From Ashes: Sonnet

Though fearfully and wonderfully made,

There are abscesses where my dirt is stored:

See here, the time I learnt to cry, to wade

In mud and mire, and hurt of my own accord.

Though Grace has breathed its breath in me, I still

Retain the sick fruit of Adam’s broken soil;

In pain, in guilt, in deeds of death I till

What many days will buckle at my toil.

Distorted are the instincts of my breath;

Upended are the ways I read my years.

Reorder, Grace, and open up what death

Has stultified, now brackish from these tears.

Take heart, poor soul; the future comes in flood,

Revivifies the past with mercy’s blood.

Lent 37: Thursday of Fifth Week

Wikimedia Commons
Wikimedia Commons

 

Look, the shepherd separates:

sheep from goats He divides,

bone and marrow He prises open,

hearts’ deep secrets He dissects.

 

Look, the true ones walk

through streets and feed the poor.

The children give their food to dogs,

the princes clothe the naked…

 

Look; deep inside, now look.

Secret acts reveal our secret thoughts.

When none around you look, He sees.

The shepherd separates.

“Were you there…?” – Streaming Page CXVI Day Three

Were you there when they crucified my Lord? None of us today can answer “yes”. Yet the truth and power of that moment is never diminished, how much time stretches between us and it.

Today’s track from Page CXVI’s “Lent to Maundy Thursday” combines two old hymns: “Were You There?” and “O The Deep, Deep Love of Jesus”. May it help us keep preparing our hearts for the truth of Easter.


Friday Before Lent
 
    I was not there;
my heart cannot prepare
for sights like these:
the way Love trembles on its throne,
and mercy sweats blood.

    I was not there,
and in my absence there is guilt:
the nonchalance of one who sits
a safer distance from the fright;
yet Love knows I would have been
as blood-thirsty as the rest.

    I was not there, 
yet Love draws further
than the bounds of space and time,
into my desperate present where
the love of Jesus lives.

    I was not there;
my soul cannot prepare
itself for what it finds:
mercy thick with knowledge, rich
in wisdom before time, grounded, deep
into each present cry.

Catechism 8

Rembrandt_Harmensz._van_Rijn_079

(Detail from "Moses" by Rembrandt van Rijn)

What is the law of God stated in the Ten 
Commandments?
You shall have no other gods before me. You 
shall not make for yourself an idol in the form 
of anything in heaven above or on the earth 
beneath or in the waters below – you shall not 
bow down to them or worship them. You shall not 
misuse the name of the Lord your God. Remember 
the Sabbath day by keeping it holy. Honor your 
father and your mother. You shall not murder. 
You shall not commit adultery. You shall not 
steal. You shall not give false testimony. 
You shall not covet.
(New City Catechism)

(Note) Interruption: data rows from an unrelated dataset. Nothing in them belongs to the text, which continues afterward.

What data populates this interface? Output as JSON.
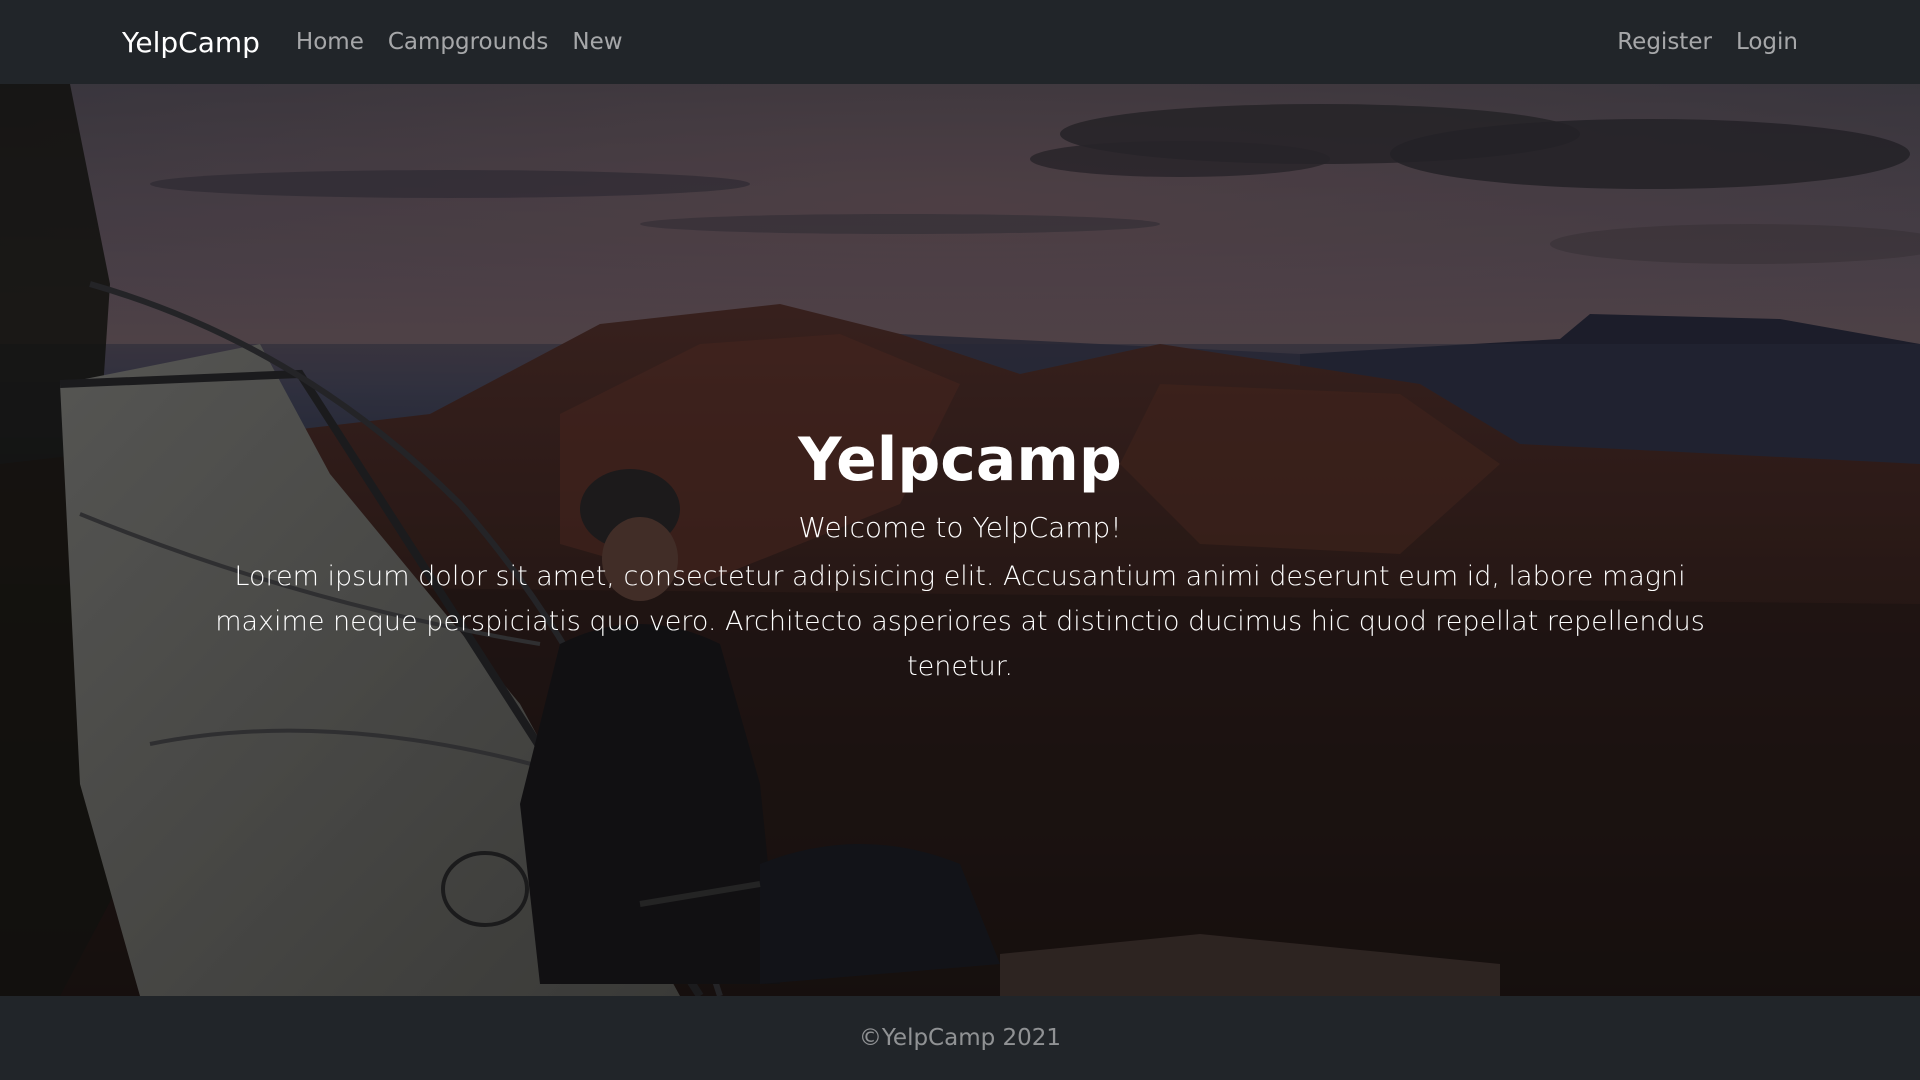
{
  "navbar": {
    "brand": "YelpCamp",
    "links": [
      {
        "label": "Home"
      },
      {
        "label": "Campgrounds"
      },
      {
        "label": "New"
      }
    ],
    "auth_links": [
      {
        "label": "Register"
      },
      {
        "label": "Login"
      }
    ]
  },
  "hero": {
    "title": "Yelpcamp",
    "subtitle": "Welcome to YelpCamp!",
    "text": "Lorem ipsum dolor sit amet, consectetur adipisicing elit. Accusantium animi deserunt eum id, labore magni maxime neque perspiciatis quo vero. Architecto asperiores at distinctio ducimus hic quod repellat repellendus tenetur."
  },
  "footer": {
    "text": "©YelpCamp 2021"
  },
  "colors": {
    "navbar_bg": "#212529",
    "text_primary": "#ffffff"
  }
}
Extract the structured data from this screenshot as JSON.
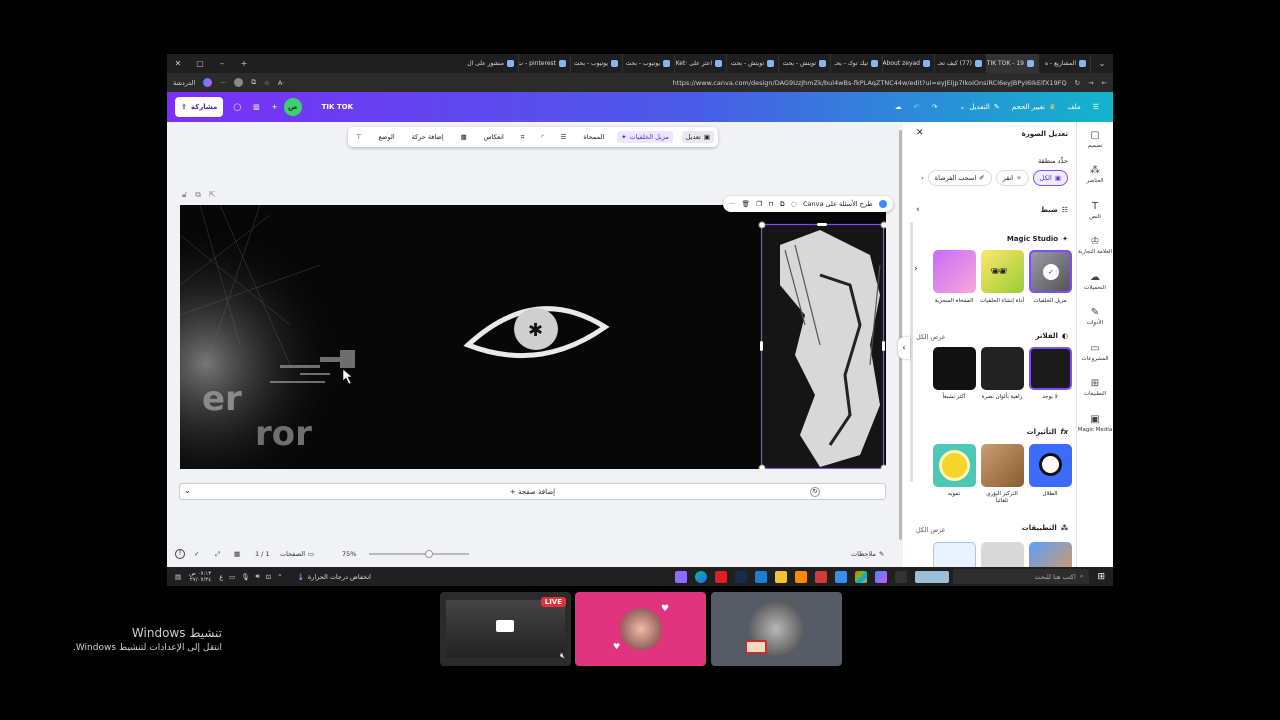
{
  "browser": {
    "tabs": [
      {
        "label": "المشاريع - ه",
        "active": false
      },
      {
        "label": "TIK TOK - 19:",
        "active": true
      },
      {
        "label": "(77) كيف تحـ",
        "active": false
      },
      {
        "label": "About zeyad",
        "active": false
      },
      {
        "label": "تيك توك - بحـ",
        "active": false
      },
      {
        "label": "تويتش - بحث",
        "active": false
      },
      {
        "label": "تويتش - بحث",
        "active": false
      },
      {
        "label": "اعثر على ·Ket",
        "active": false
      },
      {
        "label": "يوتيوب - بحث",
        "active": false
      },
      {
        "label": "يوتيوب - بحث",
        "active": false
      },
      {
        "label": "pinterest - ت",
        "active": false
      },
      {
        "label": "منشور على ال",
        "active": false
      }
    ],
    "new_tab_label": "+",
    "url": "https://www.canva.com/design/DAG9UzJhmZk/bul4wBs-fkPLAqZTNC44w/edit?ui=eyJEIjp7IkoiOnsiRCI6eyJBPyI6IkEifX19FQ",
    "profile_label": "الدردشة"
  },
  "header": {
    "menu_file": "ملف",
    "menu_resize": "تغيير الحجم",
    "menu_edit": "التعديل",
    "design_title": "TIK TOK",
    "avatar_initial": "ص",
    "share_label": "مشاركة",
    "add_label": "+"
  },
  "toolbar": {
    "edit_label": "تعديل",
    "bg_remover_label": "مزيل الخلفيات",
    "eraser_label": "الممحاة",
    "flip_label": "انعكاس",
    "add_motion_label": "إضافة حركة",
    "position_label": "الوضع"
  },
  "floating_bar": {
    "ask_label": "طرح الأسئلة على Canva"
  },
  "canvas": {
    "text_er": "er",
    "text_ror": "ror"
  },
  "add_page_label": "+ إضافة صفحة",
  "bottom_bar": {
    "notes_label": "ملاحظات",
    "zoom_label": "75%",
    "zoom_value": 0.6,
    "pages_label": "الصفحات",
    "page_counter": "1 / 1"
  },
  "side_panel": {
    "title": "تعديل الصورة",
    "select_area_label": "حدِّد منطقة",
    "select_all": "الكل",
    "select_click": "انقر",
    "select_brush": "اسحب الفرشاة",
    "adjust_label": "ضبط",
    "magic_studio_label": "Magic Studio",
    "magic_items": [
      {
        "label": "مزيل الخلفيات"
      },
      {
        "label": "أداة إنشاء الخلفيات"
      },
      {
        "label": "الممحاة السحرية"
      }
    ],
    "filters_label": "الفلاتر",
    "filters_see_all": "عرض الكل",
    "filter_items": [
      {
        "label": "لا يوجد"
      },
      {
        "label": "زاهية بألوان نضرة"
      },
      {
        "label": "أكثر تشبعاً"
      }
    ],
    "effects_label": "التأثيرات",
    "effect_items": [
      {
        "label": "الظلال"
      },
      {
        "label": "التركيز البؤري تلقائياً"
      },
      {
        "label": "تمويه"
      }
    ],
    "apps_label": "التطبيقات",
    "apps_see_all": "عرض الكل"
  },
  "side_nav": [
    {
      "label": "تصميم",
      "icon": "design-icon"
    },
    {
      "label": "العناصر",
      "icon": "elements-icon"
    },
    {
      "label": "النص",
      "icon": "text-icon"
    },
    {
      "label": "العلامة التجارية",
      "icon": "brand-icon"
    },
    {
      "label": "التحميلات",
      "icon": "uploads-icon"
    },
    {
      "label": "الأدوات",
      "icon": "tools-icon"
    },
    {
      "label": "المشروعات",
      "icon": "projects-icon"
    },
    {
      "label": "التطبيقات",
      "icon": "apps-icon"
    },
    {
      "label": "Magic Media",
      "icon": "magic-media-icon"
    }
  ],
  "taskbar": {
    "search_placeholder": "اكتب هنا للبحث",
    "weather_label": "انخفاض درجات الحرارة",
    "time": "٠٧:١٣ ص",
    "date": "٢٧/٠٧/٢٤"
  },
  "call_tiles": {
    "live_badge": "LIVE"
  },
  "watermark": {
    "title": "تنشيط Windows",
    "subtitle": "انتقل إلى الإعدادات لتنشيط Windows."
  }
}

So we begin
    acknowledging
what clutching hands at apple trees do not know:
    accepting that there is Someone
        much higher than the heights of all
    our striving and our pride.

Bow down before
    no other god:
not what your hands have wrought or what you 
                                     desire,
    not that which eyes find pleasing nor
         what beauty holds out towards you
    or serves your present aims.

The depths are yours
    to plumb, to swim,
yet all within is His. The water’s mirror
    shines back to you your face; do not
         mistake creature for Creator
    or love sea more than Son.

Heart humble and
    contrite, know the
joy of boundaries set out by love. The waters
    stay where He commands; so we too
        can rest within parameters
    carved deep with mercy’s law.